+++ Records shown +++

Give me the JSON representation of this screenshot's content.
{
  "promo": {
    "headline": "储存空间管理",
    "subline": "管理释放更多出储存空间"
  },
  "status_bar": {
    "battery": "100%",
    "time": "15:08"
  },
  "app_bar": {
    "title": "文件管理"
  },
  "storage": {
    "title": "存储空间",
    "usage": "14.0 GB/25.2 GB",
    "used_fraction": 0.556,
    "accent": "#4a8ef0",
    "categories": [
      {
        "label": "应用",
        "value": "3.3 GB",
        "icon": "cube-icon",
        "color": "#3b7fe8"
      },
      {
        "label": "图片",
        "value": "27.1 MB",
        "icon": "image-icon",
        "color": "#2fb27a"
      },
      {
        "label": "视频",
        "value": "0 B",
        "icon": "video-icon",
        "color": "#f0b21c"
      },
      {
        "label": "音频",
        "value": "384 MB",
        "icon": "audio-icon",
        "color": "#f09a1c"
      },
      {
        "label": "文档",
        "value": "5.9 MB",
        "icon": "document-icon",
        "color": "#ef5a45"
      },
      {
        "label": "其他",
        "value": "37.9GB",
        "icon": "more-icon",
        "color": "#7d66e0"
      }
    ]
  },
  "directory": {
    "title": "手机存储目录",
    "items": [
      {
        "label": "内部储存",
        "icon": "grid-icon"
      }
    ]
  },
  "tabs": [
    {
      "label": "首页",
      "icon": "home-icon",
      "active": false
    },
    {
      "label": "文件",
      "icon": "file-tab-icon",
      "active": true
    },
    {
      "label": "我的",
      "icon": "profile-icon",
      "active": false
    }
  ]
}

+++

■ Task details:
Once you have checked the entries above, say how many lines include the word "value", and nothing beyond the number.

■ Answer space:
6